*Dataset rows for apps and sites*
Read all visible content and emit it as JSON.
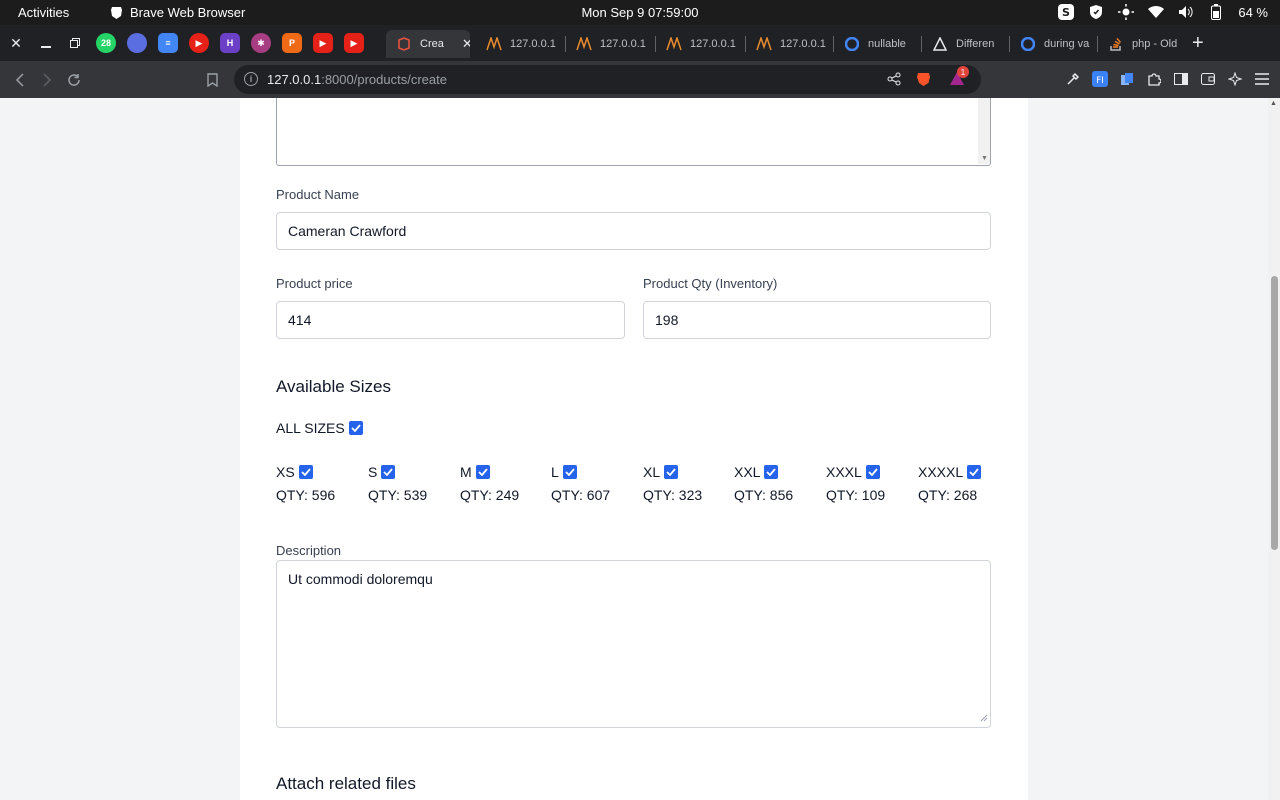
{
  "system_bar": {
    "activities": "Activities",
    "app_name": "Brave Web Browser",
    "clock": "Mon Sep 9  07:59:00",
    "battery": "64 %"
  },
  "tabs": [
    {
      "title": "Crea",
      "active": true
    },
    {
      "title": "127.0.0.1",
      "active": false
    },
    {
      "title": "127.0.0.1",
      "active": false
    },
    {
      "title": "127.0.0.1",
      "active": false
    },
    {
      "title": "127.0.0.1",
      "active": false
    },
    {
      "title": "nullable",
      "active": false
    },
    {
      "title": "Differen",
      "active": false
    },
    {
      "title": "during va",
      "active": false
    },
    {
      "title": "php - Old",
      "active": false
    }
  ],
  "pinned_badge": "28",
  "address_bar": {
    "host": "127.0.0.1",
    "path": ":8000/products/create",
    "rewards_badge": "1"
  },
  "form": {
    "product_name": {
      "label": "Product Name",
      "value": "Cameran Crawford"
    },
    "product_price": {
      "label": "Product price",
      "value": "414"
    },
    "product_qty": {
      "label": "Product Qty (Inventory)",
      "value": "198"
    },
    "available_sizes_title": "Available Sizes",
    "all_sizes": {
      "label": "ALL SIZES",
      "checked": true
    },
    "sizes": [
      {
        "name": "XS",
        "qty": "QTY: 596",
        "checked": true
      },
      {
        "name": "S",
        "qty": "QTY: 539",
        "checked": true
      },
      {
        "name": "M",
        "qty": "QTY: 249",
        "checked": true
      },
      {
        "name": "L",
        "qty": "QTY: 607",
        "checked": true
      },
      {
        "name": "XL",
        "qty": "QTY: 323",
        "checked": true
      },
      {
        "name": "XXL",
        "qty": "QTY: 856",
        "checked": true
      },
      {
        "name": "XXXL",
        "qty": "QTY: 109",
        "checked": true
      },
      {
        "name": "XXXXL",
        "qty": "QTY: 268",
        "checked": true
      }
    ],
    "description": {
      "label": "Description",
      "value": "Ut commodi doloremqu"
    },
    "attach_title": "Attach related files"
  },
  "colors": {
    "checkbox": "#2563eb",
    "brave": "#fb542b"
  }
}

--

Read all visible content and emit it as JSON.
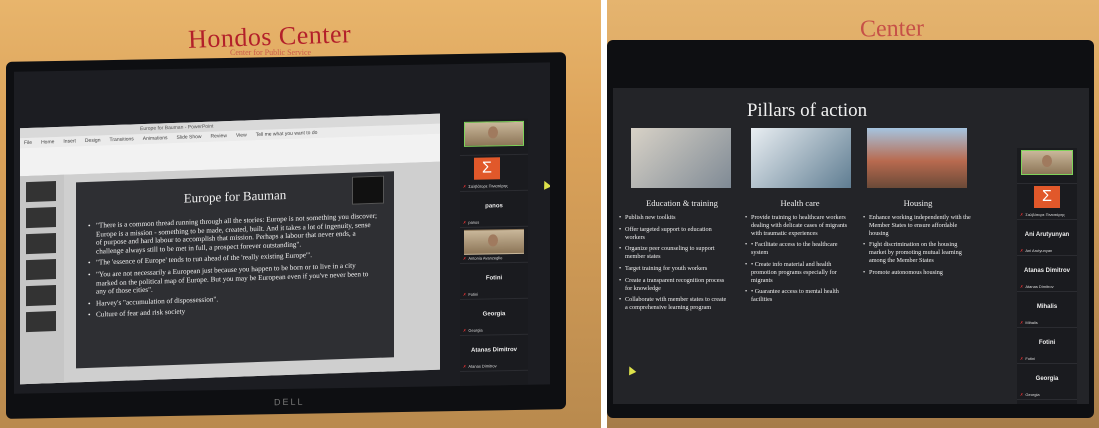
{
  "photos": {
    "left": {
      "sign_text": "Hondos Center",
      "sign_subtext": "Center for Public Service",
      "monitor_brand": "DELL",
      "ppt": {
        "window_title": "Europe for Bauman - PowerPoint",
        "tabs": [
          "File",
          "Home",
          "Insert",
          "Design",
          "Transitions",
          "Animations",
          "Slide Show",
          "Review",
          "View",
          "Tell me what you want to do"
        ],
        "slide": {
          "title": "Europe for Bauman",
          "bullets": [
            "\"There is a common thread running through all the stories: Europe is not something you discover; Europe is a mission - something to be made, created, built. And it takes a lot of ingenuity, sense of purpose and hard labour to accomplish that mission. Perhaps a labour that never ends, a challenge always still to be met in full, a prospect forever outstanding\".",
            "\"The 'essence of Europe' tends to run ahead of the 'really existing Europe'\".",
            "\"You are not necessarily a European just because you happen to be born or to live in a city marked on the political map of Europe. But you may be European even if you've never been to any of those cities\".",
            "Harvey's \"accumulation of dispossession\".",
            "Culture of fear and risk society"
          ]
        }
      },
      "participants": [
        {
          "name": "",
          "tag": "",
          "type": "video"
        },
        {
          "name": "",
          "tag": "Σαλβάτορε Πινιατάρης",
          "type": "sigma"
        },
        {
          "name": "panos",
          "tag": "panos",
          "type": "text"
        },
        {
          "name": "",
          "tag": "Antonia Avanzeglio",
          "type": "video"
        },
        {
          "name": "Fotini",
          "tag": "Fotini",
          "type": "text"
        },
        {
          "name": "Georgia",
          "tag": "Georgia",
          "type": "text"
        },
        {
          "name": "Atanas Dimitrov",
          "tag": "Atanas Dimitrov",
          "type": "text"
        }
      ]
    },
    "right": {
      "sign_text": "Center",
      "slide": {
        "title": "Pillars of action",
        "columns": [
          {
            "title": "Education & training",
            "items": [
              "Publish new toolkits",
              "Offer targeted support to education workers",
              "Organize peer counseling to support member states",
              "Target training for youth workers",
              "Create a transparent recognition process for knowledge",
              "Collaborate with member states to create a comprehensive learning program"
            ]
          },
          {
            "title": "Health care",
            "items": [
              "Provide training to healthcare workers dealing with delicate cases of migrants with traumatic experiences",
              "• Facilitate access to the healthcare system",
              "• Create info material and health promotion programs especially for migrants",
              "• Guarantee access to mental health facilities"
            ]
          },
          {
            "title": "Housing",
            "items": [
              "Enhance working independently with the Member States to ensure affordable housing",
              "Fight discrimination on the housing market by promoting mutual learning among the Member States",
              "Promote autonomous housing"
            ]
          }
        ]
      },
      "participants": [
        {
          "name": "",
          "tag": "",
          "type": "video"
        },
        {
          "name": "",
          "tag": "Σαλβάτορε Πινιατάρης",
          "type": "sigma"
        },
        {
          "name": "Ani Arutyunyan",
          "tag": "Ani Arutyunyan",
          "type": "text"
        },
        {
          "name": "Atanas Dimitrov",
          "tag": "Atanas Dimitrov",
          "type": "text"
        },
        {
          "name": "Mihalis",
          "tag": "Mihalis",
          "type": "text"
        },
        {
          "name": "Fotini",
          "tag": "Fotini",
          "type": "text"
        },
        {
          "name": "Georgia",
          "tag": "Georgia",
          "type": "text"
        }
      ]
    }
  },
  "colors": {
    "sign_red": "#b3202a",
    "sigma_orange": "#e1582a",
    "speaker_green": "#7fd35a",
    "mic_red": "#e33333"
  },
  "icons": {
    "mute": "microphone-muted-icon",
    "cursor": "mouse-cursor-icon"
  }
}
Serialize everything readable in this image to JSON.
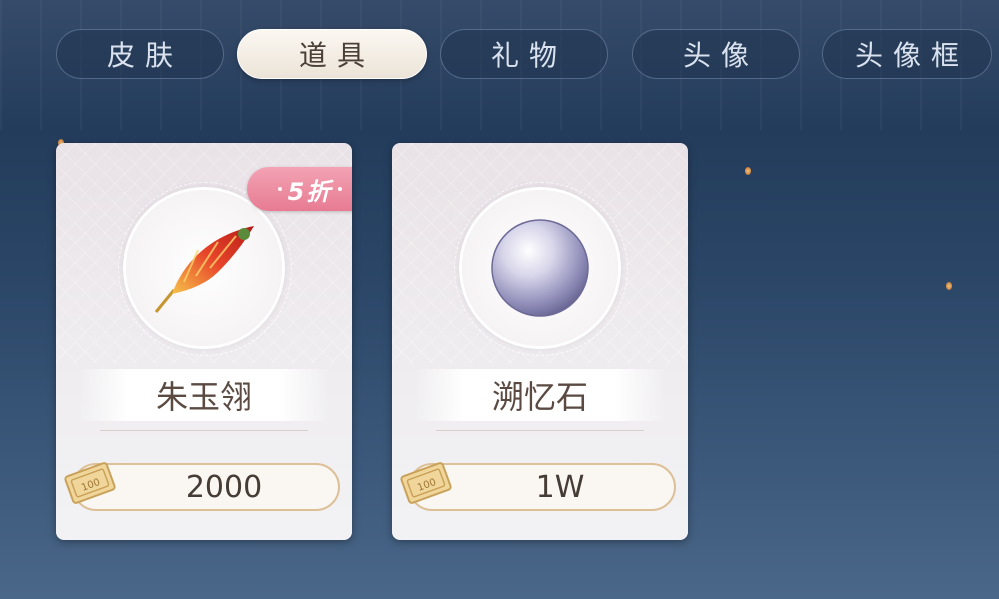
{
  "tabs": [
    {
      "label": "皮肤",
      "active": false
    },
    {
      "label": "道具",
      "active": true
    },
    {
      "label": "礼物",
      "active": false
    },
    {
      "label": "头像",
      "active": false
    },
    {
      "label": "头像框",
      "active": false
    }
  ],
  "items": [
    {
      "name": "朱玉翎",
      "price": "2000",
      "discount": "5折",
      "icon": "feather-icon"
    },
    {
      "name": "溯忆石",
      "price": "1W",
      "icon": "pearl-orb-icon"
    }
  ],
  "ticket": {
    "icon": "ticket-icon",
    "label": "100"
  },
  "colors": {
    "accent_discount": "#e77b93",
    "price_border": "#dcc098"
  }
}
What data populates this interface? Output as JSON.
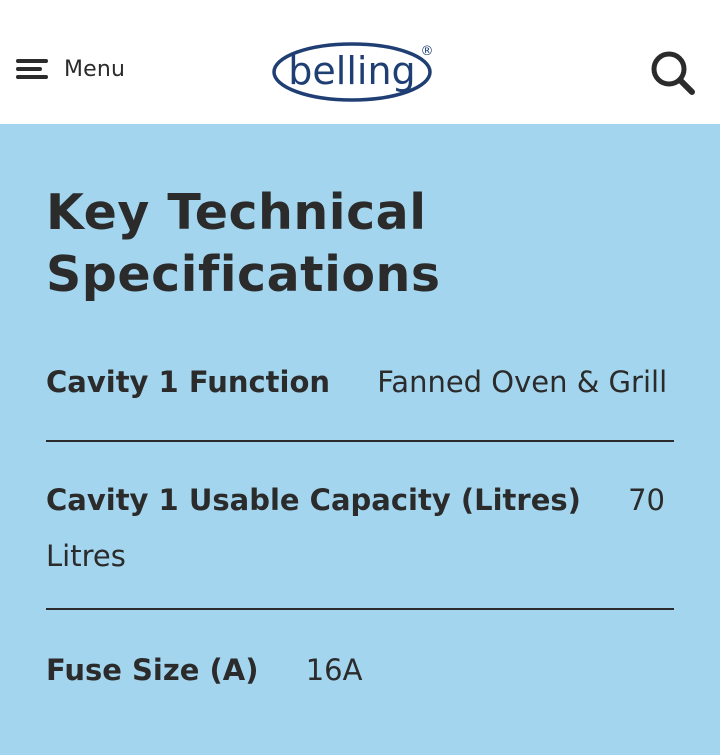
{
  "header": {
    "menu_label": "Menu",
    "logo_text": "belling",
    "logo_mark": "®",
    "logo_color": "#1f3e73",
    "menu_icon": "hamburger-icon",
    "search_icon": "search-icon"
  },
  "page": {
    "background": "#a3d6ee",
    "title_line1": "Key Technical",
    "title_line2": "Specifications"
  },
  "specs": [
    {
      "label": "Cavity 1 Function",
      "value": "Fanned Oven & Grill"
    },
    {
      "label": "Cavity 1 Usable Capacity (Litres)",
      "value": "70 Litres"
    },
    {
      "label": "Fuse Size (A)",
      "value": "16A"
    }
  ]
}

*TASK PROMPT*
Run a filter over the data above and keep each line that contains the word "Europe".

*ANSWER SPACE*
        "window_title": "Europe for Bauman - PowerPoint",
          "title": "Europe for Bauman",
            "\"There is a common thread running through all the stories: Europe is not something you discover; Europe is a mission - something to be made, created, built. And it takes a lot of ingenuity, sense of purpose and hard labour to accomplish that mission. Perhaps a labour that never ends, a challenge always still to be met in full, a prospect forever outstanding\".",
            "\"The 'essence of Europe' tends to run ahead of the 'really existing Europe'\".",
            "\"You are not necessarily a European just because you happen to be born or to live in a city marked on the political map of Europe. But you may be European even if you've never been to any of those cities\".",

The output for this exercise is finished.